# [Data items]

BEGIN

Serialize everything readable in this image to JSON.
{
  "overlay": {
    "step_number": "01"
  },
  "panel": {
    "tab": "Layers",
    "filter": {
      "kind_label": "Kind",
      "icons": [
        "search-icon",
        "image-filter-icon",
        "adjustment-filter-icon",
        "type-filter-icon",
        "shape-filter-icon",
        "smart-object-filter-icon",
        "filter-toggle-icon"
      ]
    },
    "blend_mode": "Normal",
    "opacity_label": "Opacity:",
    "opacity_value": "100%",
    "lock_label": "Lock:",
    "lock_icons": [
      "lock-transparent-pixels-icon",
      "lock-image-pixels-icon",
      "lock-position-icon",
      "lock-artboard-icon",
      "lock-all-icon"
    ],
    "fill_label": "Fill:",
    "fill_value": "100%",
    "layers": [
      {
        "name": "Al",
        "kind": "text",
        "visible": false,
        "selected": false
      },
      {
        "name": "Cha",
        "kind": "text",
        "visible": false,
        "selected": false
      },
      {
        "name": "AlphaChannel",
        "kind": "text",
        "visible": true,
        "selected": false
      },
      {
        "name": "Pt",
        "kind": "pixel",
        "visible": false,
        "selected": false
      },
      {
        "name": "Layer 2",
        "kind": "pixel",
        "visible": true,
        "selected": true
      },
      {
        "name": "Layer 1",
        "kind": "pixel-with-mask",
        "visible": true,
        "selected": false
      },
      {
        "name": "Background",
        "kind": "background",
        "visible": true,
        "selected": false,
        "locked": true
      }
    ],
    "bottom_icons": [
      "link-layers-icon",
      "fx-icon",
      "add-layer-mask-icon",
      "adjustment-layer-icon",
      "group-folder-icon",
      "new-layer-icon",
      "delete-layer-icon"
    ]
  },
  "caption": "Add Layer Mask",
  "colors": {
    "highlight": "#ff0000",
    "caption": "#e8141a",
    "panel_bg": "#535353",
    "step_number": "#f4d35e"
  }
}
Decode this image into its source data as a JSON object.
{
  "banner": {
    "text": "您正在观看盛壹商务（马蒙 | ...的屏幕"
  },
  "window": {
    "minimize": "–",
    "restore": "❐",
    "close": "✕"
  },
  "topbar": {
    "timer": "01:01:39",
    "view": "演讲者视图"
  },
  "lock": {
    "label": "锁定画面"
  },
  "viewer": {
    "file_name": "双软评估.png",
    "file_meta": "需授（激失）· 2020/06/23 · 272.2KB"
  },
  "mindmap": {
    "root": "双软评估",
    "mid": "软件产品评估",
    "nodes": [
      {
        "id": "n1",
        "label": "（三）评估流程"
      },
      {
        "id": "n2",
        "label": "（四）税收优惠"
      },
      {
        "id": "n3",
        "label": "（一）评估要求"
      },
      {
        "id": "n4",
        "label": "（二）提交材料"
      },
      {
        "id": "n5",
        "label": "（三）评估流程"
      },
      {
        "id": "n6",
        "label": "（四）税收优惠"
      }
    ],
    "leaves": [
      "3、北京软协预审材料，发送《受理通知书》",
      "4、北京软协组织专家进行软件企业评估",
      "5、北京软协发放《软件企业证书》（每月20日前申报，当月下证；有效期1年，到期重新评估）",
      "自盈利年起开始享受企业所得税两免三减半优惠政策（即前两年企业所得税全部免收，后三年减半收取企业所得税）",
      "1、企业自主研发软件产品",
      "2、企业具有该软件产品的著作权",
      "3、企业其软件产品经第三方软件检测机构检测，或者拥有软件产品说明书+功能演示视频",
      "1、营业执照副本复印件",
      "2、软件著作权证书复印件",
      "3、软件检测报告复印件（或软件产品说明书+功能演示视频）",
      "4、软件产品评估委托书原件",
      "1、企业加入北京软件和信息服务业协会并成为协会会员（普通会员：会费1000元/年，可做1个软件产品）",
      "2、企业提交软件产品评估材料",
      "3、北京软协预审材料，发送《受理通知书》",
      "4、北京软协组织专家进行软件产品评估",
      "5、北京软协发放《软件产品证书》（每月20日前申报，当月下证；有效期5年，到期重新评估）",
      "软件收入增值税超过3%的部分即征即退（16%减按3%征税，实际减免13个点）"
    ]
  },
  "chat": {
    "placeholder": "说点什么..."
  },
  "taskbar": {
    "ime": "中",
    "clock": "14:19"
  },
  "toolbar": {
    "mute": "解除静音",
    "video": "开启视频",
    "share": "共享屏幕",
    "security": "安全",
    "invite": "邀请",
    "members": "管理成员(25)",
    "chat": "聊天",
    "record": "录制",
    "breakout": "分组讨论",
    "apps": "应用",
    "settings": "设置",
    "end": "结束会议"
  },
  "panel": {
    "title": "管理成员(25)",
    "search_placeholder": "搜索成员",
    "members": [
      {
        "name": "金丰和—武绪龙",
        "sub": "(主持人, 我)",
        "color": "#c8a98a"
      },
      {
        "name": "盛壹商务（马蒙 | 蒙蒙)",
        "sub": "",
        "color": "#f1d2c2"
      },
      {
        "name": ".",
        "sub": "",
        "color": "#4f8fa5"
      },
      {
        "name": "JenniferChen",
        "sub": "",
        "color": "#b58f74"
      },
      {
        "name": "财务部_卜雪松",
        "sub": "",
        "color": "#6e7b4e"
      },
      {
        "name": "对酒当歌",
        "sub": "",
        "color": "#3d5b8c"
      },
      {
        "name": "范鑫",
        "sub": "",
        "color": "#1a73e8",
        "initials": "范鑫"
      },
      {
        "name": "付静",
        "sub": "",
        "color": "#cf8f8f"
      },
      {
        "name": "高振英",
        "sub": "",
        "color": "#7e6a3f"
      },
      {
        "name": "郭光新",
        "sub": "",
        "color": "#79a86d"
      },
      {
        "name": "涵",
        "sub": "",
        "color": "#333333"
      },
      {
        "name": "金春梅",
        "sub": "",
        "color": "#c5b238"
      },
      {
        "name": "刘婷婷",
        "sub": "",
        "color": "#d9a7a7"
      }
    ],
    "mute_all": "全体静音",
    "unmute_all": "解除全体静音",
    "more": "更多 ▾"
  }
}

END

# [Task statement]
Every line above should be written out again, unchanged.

# [Solution for this problem]
Serialize everything readable in this image to JSON.
{
  "overlay": {
    "step_number": "01"
  },
  "panel": {
    "tab": "Layers",
    "filter": {
      "kind_label": "Kind",
      "icons": [
        "search-icon",
        "image-filter-icon",
        "adjustment-filter-icon",
        "type-filter-icon",
        "shape-filter-icon",
        "smart-object-filter-icon",
        "filter-toggle-icon"
      ]
    },
    "blend_mode": "Normal",
    "opacity_label": "Opacity:",
    "opacity_value": "100%",
    "lock_label": "Lock:",
    "lock_icons": [
      "lock-transparent-pixels-icon",
      "lock-image-pixels-icon",
      "lock-position-icon",
      "lock-artboard-icon",
      "lock-all-icon"
    ],
    "fill_label": "Fill:",
    "fill_value": "100%",
    "layers": [
      {
        "name": "Al",
        "kind": "text",
        "visible": false,
        "selected": false
      },
      {
        "name": "Cha",
        "kind": "text",
        "visible": false,
        "selected": false
      },
      {
        "name": "AlphaChannel",
        "kind": "text",
        "visible": true,
        "selected": false
      },
      {
        "name": "Pt",
        "kind": "pixel",
        "visible": false,
        "selected": false
      },
      {
        "name": "Layer 2",
        "kind": "pixel",
        "visible": true,
        "selected": true
      },
      {
        "name": "Layer 1",
        "kind": "pixel-with-mask",
        "visible": true,
        "selected": false
      },
      {
        "name": "Background",
        "kind": "background",
        "visible": true,
        "selected": false,
        "locked": true
      }
    ],
    "bottom_icons": [
      "link-layers-icon",
      "fx-icon",
      "add-layer-mask-icon",
      "adjustment-layer-icon",
      "group-folder-icon",
      "new-layer-icon",
      "delete-layer-icon"
    ]
  },
  "caption": "Add Layer Mask",
  "colors": {
    "highlight": "#ff0000",
    "caption": "#e8141a",
    "panel_bg": "#535353",
    "step_number": "#f4d35e"
  }
}
Decode this image into its source data as a JSON object.
{
  "banner": {
    "text": "您正在观看盛壹商务（马蒙 | ...的屏幕"
  },
  "window": {
    "minimize": "–",
    "restore": "❐",
    "close": "✕"
  },
  "topbar": {
    "timer": "01:01:39",
    "view": "演讲者视图"
  },
  "lock": {
    "label": "锁定画面"
  },
  "viewer": {
    "file_name": "双软评估.png",
    "file_meta": "需授（激失）· 2020/06/23 · 272.2KB"
  },
  "mindmap": {
    "root": "双软评估",
    "mid": "软件产品评估",
    "nodes": [
      {
        "id": "n1",
        "label": "（三）评估流程"
      },
      {
        "id": "n2",
        "label": "（四）税收优惠"
      },
      {
        "id": "n3",
        "label": "（一）评估要求"
      },
      {
        "id": "n4",
        "label": "（二）提交材料"
      },
      {
        "id": "n5",
        "label": "（三）评估流程"
      },
      {
        "id": "n6",
        "label": "（四）税收优惠"
      }
    ],
    "leaves": [
      "3、北京软协预审材料，发送《受理通知书》",
      "4、北京软协组织专家进行软件企业评估",
      "5、北京软协发放《软件企业证书》（每月20日前申报，当月下证；有效期1年，到期重新评估）",
      "自盈利年起开始享受企业所得税两免三减半优惠政策（即前两年企业所得税全部免收，后三年减半收取企业所得税）",
      "1、企业自主研发软件产品",
      "2、企业具有该软件产品的著作权",
      "3、企业其软件产品经第三方软件检测机构检测，或者拥有软件产品说明书+功能演示视频",
      "1、营业执照副本复印件",
      "2、软件著作权证书复印件",
      "3、软件检测报告复印件（或软件产品说明书+功能演示视频）",
      "4、软件产品评估委托书原件",
      "1、企业加入北京软件和信息服务业协会并成为协会会员（普通会员：会费1000元/年，可做1个软件产品）",
      "2、企业提交软件产品评估材料",
      "3、北京软协预审材料，发送《受理通知书》",
      "4、北京软协组织专家进行软件产品评估",
      "5、北京软协发放《软件产品证书》（每月20日前申报，当月下证；有效期5年，到期重新评估）",
      "软件收入增值税超过3%的部分即征即退（16%减按3%征税，实际减免13个点）"
    ]
  },
  "chat": {
    "placeholder": "说点什么..."
  },
  "taskbar": {
    "ime": "中",
    "clock": "14:19"
  },
  "toolbar": {
    "mute": "解除静音",
    "video": "开启视频",
    "share": "共享屏幕",
    "security": "安全",
    "invite": "邀请",
    "members": "管理成员(25)",
    "chat": "聊天",
    "record": "录制",
    "breakout": "分组讨论",
    "apps": "应用",
    "settings": "设置",
    "end": "结束会议"
  },
  "panel": {
    "title": "管理成员(25)",
    "search_placeholder": "搜索成员",
    "members": [
      {
        "name": "金丰和—武绪龙",
        "sub": "(主持人, 我)",
        "color": "#c8a98a"
      },
      {
        "name": "盛壹商务（马蒙 | 蒙蒙)",
        "sub": "",
        "color": "#f1d2c2"
      },
      {
        "name": ".",
        "sub": "",
        "color": "#4f8fa5"
      },
      {
        "name": "JenniferChen",
        "sub": "",
        "color": "#b58f74"
      },
      {
        "name": "财务部_卜雪松",
        "sub": "",
        "color": "#6e7b4e"
      },
      {
        "name": "对酒当歌",
        "sub": "",
        "color": "#3d5b8c"
      },
      {
        "name": "范鑫",
        "sub": "",
        "color": "#1a73e8",
        "initials": "范鑫"
      },
      {
        "name": "付静",
        "sub": "",
        "color": "#cf8f8f"
      },
      {
        "name": "高振英",
        "sub": "",
        "color": "#7e6a3f"
      },
      {
        "name": "郭光新",
        "sub": "",
        "color": "#79a86d"
      },
      {
        "name": "涵",
        "sub": "",
        "color": "#333333"
      },
      {
        "name": "金春梅",
        "sub": "",
        "color": "#c5b238"
      },
      {
        "name": "刘婷婷",
        "sub": "",
        "color": "#d9a7a7"
      }
    ],
    "mute_all": "全体静音",
    "unmute_all": "解除全体静音",
    "more": "更多 ▾"
  }
}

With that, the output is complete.